Rasmus Nilausen | Still

Feb 2 | March 26, 2013

The title of the exhibition refers to the various meanings of one of the words in the definition ‘still life’. These include ‘calm’, ‘tranquillity’, but also ‘something that continues to take place’, or, ‘yet’. With this word, Rasmus Nilausen (Copenhagen, 1980) covers many of the fundamental aspects of his work, from the different genres present in his paintings to the fact he returns, once again, to painting still lives, or the artistic will to continue with the investigation of figurative painting’s language and the traditional medium of oil on canvas.

Still life is chosen as the main subject for his paintings due to its apparent humbleness, as well as its fundamental, ever-present role in the history of painting. Furthermore, dealing with each of its elements separately allows the artist to broaden his operating range, both visually and conceptually. It is almost like a cut and paste of multiple personal, cultural, or simply casual references, which are superimposed on the canvas.

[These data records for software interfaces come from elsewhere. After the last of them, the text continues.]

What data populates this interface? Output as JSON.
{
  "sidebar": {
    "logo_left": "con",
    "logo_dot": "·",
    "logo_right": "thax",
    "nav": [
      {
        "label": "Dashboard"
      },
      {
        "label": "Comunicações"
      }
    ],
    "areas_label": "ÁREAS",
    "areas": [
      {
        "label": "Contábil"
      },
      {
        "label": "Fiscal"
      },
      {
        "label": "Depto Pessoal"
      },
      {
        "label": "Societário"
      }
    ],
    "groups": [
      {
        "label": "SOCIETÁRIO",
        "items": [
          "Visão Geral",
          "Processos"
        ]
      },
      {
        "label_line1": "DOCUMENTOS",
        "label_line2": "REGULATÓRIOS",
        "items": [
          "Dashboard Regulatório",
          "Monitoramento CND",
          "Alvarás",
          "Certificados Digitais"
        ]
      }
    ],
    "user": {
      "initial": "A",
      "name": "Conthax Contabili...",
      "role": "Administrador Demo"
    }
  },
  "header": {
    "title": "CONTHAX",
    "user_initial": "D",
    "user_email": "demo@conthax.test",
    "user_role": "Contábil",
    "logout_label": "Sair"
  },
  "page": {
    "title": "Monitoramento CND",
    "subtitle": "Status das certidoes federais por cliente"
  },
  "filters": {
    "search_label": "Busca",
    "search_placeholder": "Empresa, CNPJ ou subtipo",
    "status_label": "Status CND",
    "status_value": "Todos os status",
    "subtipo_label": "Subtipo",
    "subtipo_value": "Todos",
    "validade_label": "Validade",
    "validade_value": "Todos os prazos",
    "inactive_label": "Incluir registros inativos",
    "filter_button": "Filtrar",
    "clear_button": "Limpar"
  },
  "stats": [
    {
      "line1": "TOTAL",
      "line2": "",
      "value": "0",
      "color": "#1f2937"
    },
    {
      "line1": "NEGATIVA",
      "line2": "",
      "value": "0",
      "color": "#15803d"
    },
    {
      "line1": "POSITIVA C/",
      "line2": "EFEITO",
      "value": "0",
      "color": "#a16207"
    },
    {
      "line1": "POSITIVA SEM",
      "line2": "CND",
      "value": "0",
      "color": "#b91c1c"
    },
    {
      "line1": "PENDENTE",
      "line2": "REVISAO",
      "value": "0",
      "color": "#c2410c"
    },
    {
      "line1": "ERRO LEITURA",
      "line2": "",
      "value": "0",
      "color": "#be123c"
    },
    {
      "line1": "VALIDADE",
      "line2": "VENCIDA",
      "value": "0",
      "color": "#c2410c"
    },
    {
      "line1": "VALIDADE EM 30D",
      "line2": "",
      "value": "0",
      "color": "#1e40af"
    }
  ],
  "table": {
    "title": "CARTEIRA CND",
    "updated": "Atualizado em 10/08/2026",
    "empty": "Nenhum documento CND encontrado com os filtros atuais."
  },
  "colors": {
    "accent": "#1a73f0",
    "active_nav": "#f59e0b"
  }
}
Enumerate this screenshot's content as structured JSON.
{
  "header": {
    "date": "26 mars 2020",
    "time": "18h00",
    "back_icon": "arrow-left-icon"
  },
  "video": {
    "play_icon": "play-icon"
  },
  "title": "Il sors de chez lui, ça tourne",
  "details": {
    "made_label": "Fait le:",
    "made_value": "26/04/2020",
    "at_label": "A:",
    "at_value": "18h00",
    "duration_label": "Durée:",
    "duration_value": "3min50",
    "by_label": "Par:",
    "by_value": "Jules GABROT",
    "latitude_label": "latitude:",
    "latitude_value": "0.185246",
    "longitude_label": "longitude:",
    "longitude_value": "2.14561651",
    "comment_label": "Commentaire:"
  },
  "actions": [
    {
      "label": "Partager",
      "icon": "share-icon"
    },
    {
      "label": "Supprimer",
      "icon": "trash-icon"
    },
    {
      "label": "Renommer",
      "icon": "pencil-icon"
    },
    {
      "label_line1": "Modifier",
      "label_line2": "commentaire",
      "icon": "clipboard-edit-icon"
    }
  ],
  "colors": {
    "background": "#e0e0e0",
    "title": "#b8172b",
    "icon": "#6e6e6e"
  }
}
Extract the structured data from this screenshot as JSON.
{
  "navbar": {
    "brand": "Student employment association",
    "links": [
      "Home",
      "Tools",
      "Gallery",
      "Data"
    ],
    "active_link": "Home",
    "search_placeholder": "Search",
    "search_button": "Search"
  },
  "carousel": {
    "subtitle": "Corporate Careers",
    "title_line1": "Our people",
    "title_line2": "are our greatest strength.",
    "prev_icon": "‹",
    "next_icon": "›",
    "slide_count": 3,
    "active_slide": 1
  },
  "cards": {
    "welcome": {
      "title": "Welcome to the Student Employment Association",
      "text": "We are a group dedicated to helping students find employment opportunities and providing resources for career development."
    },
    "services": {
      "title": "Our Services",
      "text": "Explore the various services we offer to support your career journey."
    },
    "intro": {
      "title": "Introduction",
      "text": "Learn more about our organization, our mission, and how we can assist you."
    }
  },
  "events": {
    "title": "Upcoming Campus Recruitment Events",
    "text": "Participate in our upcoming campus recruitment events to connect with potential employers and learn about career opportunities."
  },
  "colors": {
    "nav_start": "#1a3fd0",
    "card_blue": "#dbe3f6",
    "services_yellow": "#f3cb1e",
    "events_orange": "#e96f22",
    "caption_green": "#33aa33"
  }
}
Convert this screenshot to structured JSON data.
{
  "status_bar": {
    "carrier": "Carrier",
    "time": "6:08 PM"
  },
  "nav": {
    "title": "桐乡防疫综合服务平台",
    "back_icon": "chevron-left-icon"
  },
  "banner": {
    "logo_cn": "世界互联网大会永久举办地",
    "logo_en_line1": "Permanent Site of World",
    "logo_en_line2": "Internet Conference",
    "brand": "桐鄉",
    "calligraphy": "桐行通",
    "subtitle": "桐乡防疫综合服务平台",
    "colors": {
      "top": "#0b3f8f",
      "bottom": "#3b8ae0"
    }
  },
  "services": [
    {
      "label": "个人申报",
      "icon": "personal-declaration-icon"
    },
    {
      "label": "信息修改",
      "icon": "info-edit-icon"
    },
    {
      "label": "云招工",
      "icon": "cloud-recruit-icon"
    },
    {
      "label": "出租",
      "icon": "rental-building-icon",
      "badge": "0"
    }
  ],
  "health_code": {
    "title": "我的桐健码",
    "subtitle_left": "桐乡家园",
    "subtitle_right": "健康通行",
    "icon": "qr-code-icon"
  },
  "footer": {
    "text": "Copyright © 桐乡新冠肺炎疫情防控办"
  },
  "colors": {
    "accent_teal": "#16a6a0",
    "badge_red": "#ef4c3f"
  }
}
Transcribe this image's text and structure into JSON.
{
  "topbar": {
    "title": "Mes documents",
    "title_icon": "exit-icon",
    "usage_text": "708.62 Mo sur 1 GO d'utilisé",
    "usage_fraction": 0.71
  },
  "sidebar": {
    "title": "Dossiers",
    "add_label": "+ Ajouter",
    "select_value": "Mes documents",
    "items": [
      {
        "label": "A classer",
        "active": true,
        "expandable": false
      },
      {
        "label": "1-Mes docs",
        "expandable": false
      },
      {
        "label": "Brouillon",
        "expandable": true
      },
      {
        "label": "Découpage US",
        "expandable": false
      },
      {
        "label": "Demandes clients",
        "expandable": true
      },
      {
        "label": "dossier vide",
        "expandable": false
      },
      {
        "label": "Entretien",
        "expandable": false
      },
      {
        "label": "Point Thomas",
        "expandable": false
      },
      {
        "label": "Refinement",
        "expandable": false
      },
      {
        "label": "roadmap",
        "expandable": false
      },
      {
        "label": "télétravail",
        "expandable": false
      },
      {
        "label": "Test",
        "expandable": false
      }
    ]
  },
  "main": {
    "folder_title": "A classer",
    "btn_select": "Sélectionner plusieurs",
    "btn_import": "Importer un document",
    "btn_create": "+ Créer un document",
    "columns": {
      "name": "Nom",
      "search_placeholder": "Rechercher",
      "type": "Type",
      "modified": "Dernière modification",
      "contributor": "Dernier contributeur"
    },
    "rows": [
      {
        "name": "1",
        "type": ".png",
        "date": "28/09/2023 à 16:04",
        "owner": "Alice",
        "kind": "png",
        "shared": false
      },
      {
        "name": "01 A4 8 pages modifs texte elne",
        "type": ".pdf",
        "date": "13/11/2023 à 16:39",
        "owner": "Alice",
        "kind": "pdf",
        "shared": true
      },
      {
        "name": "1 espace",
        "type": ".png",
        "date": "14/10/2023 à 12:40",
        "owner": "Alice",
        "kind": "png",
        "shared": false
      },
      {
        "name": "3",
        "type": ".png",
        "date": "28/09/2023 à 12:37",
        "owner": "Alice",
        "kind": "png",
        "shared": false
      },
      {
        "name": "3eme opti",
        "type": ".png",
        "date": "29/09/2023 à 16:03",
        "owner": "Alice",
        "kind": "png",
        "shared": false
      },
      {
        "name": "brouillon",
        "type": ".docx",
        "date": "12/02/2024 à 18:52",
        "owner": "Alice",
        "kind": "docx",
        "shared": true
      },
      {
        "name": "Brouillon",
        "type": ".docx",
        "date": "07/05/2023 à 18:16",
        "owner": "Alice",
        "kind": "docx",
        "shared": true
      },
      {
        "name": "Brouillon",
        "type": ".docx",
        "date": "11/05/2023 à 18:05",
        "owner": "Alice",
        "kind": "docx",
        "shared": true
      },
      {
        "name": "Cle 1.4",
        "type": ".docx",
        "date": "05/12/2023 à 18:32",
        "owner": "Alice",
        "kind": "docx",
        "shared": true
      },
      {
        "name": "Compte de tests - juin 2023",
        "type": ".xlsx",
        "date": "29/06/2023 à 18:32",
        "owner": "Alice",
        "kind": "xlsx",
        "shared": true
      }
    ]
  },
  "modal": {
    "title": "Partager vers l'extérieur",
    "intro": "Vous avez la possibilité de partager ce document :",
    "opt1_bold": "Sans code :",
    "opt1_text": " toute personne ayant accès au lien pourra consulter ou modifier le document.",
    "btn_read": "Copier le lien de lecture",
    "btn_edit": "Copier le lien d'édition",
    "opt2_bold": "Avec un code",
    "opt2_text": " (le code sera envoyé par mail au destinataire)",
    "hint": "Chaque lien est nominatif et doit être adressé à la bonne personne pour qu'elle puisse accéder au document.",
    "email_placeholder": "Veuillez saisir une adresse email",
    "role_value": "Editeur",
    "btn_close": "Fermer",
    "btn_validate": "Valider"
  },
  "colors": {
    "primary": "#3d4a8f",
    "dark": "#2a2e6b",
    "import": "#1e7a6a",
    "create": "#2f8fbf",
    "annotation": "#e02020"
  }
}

The grouping of food and objects allows for strange combinations where each element gains new meaning (for example, the carrot is a recurring element which for the artist is a symbol of motivation), as they are organised in a way that reminds us of spaces in metaphysical paintings or Suprematist compositions, and incorporate elements loaded with topicality or irony (a lamppost, a chessboard, a Pikachu). These in turn coexist on the canvas with accidents and chance, blots and colour stains, accidental discoveries that the painter integrates into the work.

Worth noting are also the works about Mike the Headless Chicken, who during the 40s of the past century was an object of attention for Time magazine, due to having survived 18 months after being decapitated before choking to death in a motel room.

Among the different themes, special attention is to be paid to the series dedicated to diamonds, which Nilausen has now been working on for some time. In some cases, these are real and well-known stones with a story of their own, famous even, while others are his exclusive creations. The diamonds are repeatedly presented in an oval shape reminiscent of a portrait, and in a way this is what they are. That same oval shape led him to research into the recurring presence of the Harlequin pattern, a rhombus or diamond shape, which appears repeatedly throughout the history of painting, and since then also in his own.